Perhaps this was, though, my mistake—the rookie error of presuming a film by a female director will be a feminist text. Gemma Bovery does this weird thing where Bovery’s creepy neighbour (Luchini) gets off on watching her every move and trying to stop her having affairs with other men: ergo, giving the man the storytelling role and all the agency. In case I’m not being clear enough, this film is like being shoved face first into a male-gaze vacuum. There’s a bonus bit of body shaming, a steamy kitchen scene (think a creepy-as-fuck, not Nigella, kind of way), and a character whose entire purpose is to pressure Gemma into an affair.

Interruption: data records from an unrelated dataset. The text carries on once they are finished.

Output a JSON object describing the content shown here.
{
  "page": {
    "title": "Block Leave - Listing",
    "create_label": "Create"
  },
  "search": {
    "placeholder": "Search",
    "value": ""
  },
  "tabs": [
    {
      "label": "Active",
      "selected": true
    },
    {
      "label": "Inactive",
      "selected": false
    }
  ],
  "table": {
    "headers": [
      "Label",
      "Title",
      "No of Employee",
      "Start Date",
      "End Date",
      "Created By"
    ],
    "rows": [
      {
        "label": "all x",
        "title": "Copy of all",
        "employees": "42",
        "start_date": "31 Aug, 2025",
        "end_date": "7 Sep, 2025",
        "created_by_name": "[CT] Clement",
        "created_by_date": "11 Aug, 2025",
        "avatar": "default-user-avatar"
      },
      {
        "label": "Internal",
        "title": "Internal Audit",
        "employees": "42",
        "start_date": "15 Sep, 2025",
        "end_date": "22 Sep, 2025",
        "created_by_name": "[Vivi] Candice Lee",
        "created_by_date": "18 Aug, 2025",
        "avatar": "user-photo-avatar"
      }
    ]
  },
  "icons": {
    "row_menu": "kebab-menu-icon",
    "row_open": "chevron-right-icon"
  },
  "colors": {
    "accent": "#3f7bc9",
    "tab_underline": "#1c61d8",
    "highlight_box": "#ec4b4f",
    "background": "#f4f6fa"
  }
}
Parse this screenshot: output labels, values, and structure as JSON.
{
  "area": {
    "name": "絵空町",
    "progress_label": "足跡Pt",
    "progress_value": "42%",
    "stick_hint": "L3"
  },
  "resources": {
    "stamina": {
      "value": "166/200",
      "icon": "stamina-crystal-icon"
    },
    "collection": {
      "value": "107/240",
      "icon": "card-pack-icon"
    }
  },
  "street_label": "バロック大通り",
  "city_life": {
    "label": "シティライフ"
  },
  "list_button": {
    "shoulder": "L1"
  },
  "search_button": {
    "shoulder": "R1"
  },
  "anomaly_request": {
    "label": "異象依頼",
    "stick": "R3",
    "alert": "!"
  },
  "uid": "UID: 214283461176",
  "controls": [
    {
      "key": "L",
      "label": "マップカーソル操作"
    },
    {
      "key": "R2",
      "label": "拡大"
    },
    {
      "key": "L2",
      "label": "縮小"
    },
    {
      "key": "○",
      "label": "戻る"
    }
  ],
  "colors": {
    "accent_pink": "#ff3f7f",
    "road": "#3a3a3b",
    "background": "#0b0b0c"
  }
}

Here’s the thing: it could have worked, with the satirical twist of the graphic novel, or by giving the protagonist some power over her sexuality, or even just as another a glossy rom-com, but the film is so damn frothy it’s just bizarre. It might work for some bored housewife demographic (the ones who weren’t brave enough to go see Fifty Shades and be done with it), but I’m certain that if Gemma Bovery had had to watch this film, she would have stabbed herself with a blunt knife instead of choking on a piece of bread.